··· Input for this task ···

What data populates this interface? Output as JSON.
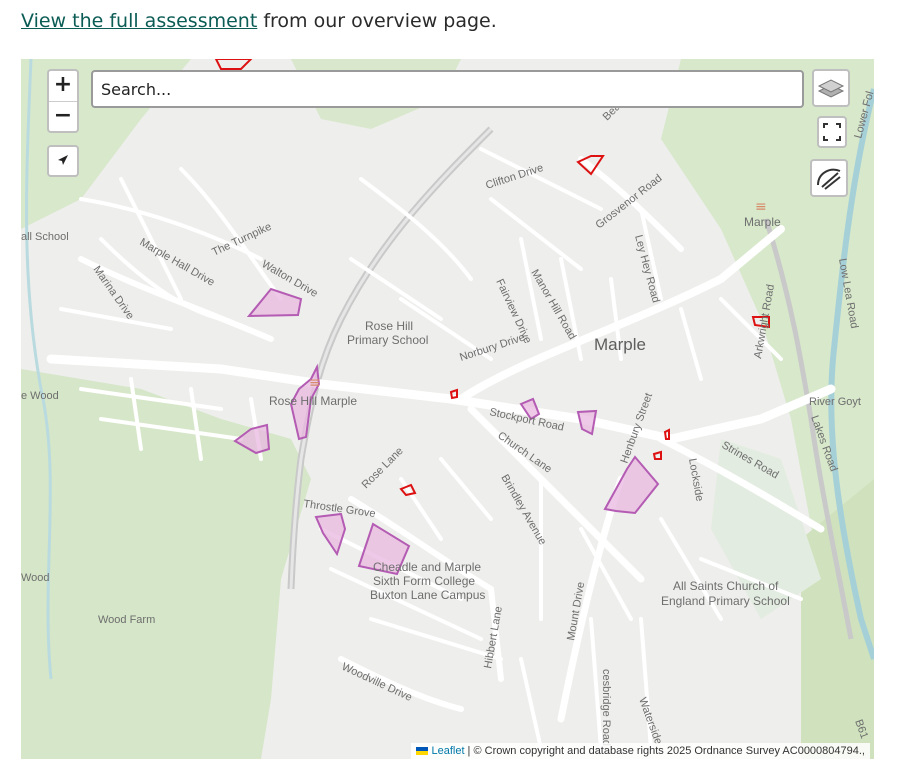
{
  "intro": {
    "link_text": "View the full assessment",
    "rest_text": " from our overview page."
  },
  "search": {
    "placeholder": "Search..."
  },
  "zoom": {
    "in_label": "+",
    "out_label": "−"
  },
  "attribution": {
    "leaflet_label": "Leaflet",
    "text": " | © Crown copyright and database rights 2025 Ordnance Survey AC0000804794.,"
  },
  "map_labels": {
    "marple": "Marple",
    "marple_station": "Marple",
    "rose_hill_marple": "Rose Hill Marple",
    "rose_hill_school_1": "Rose Hill",
    "rose_hill_school_2": "Primary School",
    "college_1": "Cheadle and Marple",
    "college_2": "Sixth Form College",
    "college_3": "Buxton Lane Campus",
    "all_saints_1": "All Saints Church of",
    "all_saints_2": "England Primary School",
    "wood_farm": "Wood Farm",
    "hall_school": "all School",
    "le_wood": "e Wood",
    "wood": "Wood",
    "marple_hall_drive": "Marple Hall Drive",
    "marina_drive": "Marina Drive",
    "the_turnpike": "The Turnpike",
    "walton_drive": "Walton Drive",
    "clifton_drive": "Clifton Drive",
    "grosvenor_road": "Grosvenor Road",
    "ley_hey_road": "Ley Hey Road",
    "fairview_drive": "Fairview Drive",
    "manor_hill_road": "Manor Hill Road",
    "norbury_drive": "Norbury Drive",
    "stockport_road": "Stockport Road",
    "church_lane": "Church Lane",
    "rose_lane": "Rose Lane",
    "throstle_grove": "Throstle Grove",
    "brindley_avenue": "Brindley Avenue",
    "strines_road": "Strines Road",
    "lockside": "Lockside",
    "arkwright_road": "Arkwright Road",
    "lakes_road": "Lakes Road",
    "river_goyt": "River Goyt",
    "hibbert_lane": "Hibbert Lane",
    "mount_drive": "Mount Drive",
    "woodville_drive": "Woodville Drive",
    "waterside": "Waterside",
    "lower_fold": "Lower Fol",
    "low_lea_road": "Low Lea Road",
    "beacon": "Bea",
    "b61": "B61",
    "henbury_street": "Henbury Street",
    "queensbridge_road": "cesbridge Road"
  }
}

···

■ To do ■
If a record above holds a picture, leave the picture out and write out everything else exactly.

■ Written answer ■
What data populates this interface? Output as JSON.
{
  "intro": {
    "link_text": "View the full assessment",
    "rest_text": " from our overview page."
  },
  "search": {
    "placeholder": "Search..."
  },
  "zoom": {
    "in_label": "+",
    "out_label": "−"
  },
  "attribution": {
    "leaflet_label": "Leaflet",
    "text": " | © Crown copyright and database rights 2025 Ordnance Survey AC0000804794.,"
  },
  "map_labels": {
    "marple": "Marple",
    "marple_station": "Marple",
    "rose_hill_marple": "Rose Hill Marple",
    "rose_hill_school_1": "Rose Hill",
    "rose_hill_school_2": "Primary School",
    "college_1": "Cheadle and Marple",
    "college_2": "Sixth Form College",
    "college_3": "Buxton Lane Campus",
    "all_saints_1": "All Saints Church of",
    "all_saints_2": "England Primary School",
    "wood_farm": "Wood Farm",
    "hall_school": "all School",
    "le_wood": "e Wood",
    "wood": "Wood",
    "marple_hall_drive": "Marple Hall Drive",
    "marina_drive": "Marina Drive",
    "the_turnpike": "The Turnpike",
    "walton_drive": "Walton Drive",
    "clifton_drive": "Clifton Drive",
    "grosvenor_road": "Grosvenor Road",
    "ley_hey_road": "Ley Hey Road",
    "fairview_drive": "Fairview Drive",
    "manor_hill_road": "Manor Hill Road",
    "norbury_drive": "Norbury Drive",
    "stockport_road": "Stockport Road",
    "church_lane": "Church Lane",
    "rose_lane": "Rose Lane",
    "throstle_grove": "Throstle Grove",
    "brindley_avenue": "Brindley Avenue",
    "strines_road": "Strines Road",
    "lockside": "Lockside",
    "arkwright_road": "Arkwright Road",
    "lakes_road": "Lakes Road",
    "river_goyt": "River Goyt",
    "hibbert_lane": "Hibbert Lane",
    "mount_drive": "Mount Drive",
    "woodville_drive": "Woodville Drive",
    "waterside": "Waterside",
    "lower_fold": "Lower Fol",
    "low_lea_road": "Low Lea Road",
    "beacon": "Bea",
    "b61": "B61",
    "henbury_street": "Henbury Street",
    "queensbridge_road": "cesbridge Road"
  }
}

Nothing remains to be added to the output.